(Entries from a dataset of interfaces)
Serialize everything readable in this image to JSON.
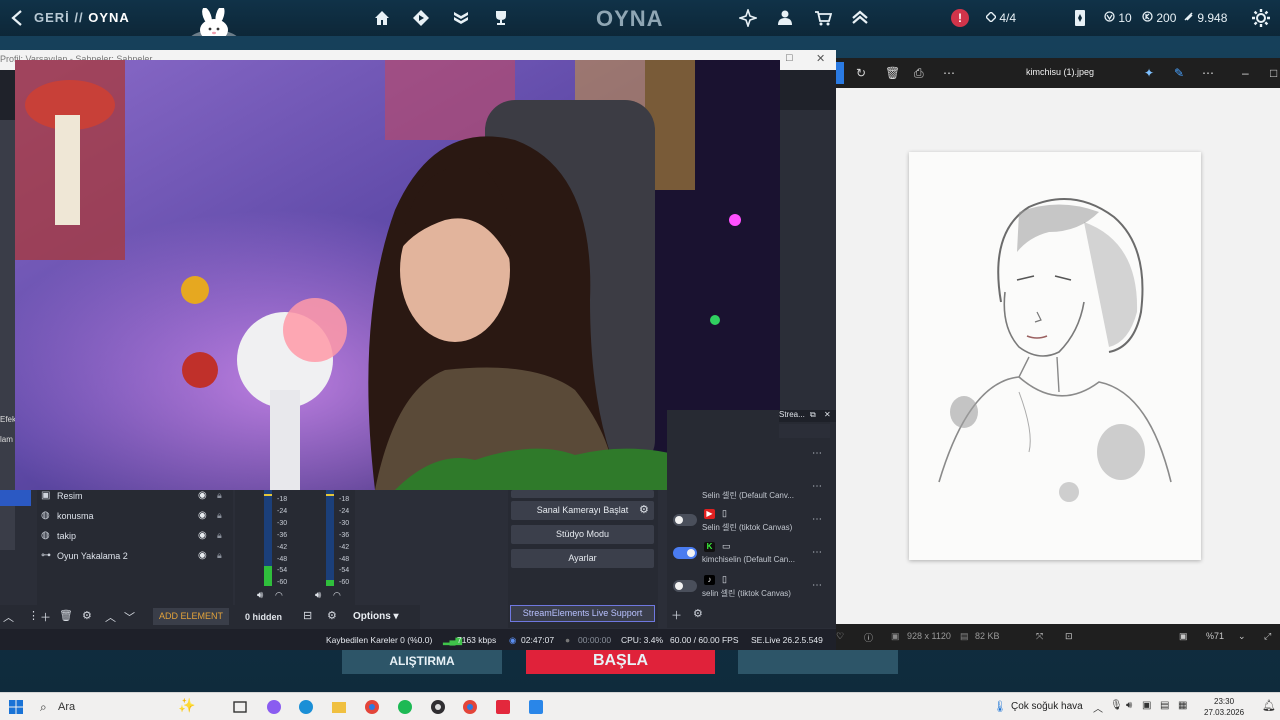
{
  "game": {
    "back_label": "GERİ //",
    "section_label": "OYNA",
    "title": "OYNA",
    "stats": {
      "slots": "4/4",
      "currency_a": "10",
      "currency_b": "200",
      "currency_c": "9.948"
    },
    "buttons": {
      "practice": "ALIŞTIRMA",
      "start": "BAŞLA"
    }
  },
  "obs": {
    "titlebar_text": "Profil: Varsayılan - Sahneler: Sahneler",
    "sources": [
      {
        "icon": "image-icon",
        "name": "Resim"
      },
      {
        "icon": "globe-icon",
        "name": "konusma"
      },
      {
        "icon": "globe-icon",
        "name": "takip"
      },
      {
        "icon": "gamepad-icon",
        "name": "Oyun Yakalama 2"
      }
    ],
    "toolbar": {
      "add_element": "ADD ELEMENT",
      "hidden": "0 hidden",
      "options": "Options"
    },
    "db_scale": [
      "-18",
      "-24",
      "-30",
      "-36",
      "-42",
      "-48",
      "-54",
      "-60"
    ],
    "controls": {
      "virtual_camera": "Sanal Kamerayı Başlat",
      "studio_mode": "Stüdyo Modu",
      "settings": "Ayarlar",
      "streamelements_support": "StreamElements Live Support"
    },
    "multistream": {
      "header": "Strea...",
      "targets": [
        {
          "platform": "",
          "device": "",
          "on": false,
          "text": "Selin 셀린 (Default Canv..."
        },
        {
          "platform": "youtube",
          "device": "phone",
          "on": false,
          "text": "Selin 셀린 (tiktok Canvas)"
        },
        {
          "platform": "kick",
          "device": "monitor",
          "on": true,
          "text": "kimchiselin (Default Can..."
        },
        {
          "platform": "tiktok",
          "device": "phone",
          "on": false,
          "text": "selin 셀린 (tiktok Canvas)"
        }
      ]
    },
    "status": {
      "dropped_frames": "Kaybedilen Kareler 0 (%0.0)",
      "bitrate": "7163 kbps",
      "stream_time": "02:47:07",
      "record_time": "00:00:00",
      "cpu": "CPU: 3.4%",
      "fps": "60.00 / 60.00 FPS",
      "version": "SE.Live 26.2.5.549"
    },
    "left_strip": [
      "Efek",
      "lam"
    ]
  },
  "photos": {
    "filename": "kimchisu (1).jpeg",
    "dimensions": "928 x 1120",
    "size": "82 KB",
    "zoom": "%71"
  },
  "taskbar": {
    "search": "Ara",
    "weather": "Çok soğuk hava",
    "time": "23:30",
    "date": "27.03.2026"
  }
}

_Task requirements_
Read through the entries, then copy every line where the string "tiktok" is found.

_Solution to this problem_
          "text": "Selin 셀린 (tiktok Canvas)"
          "platform": "tiktok",
          "text": "selin 셀린 (tiktok Canvas)"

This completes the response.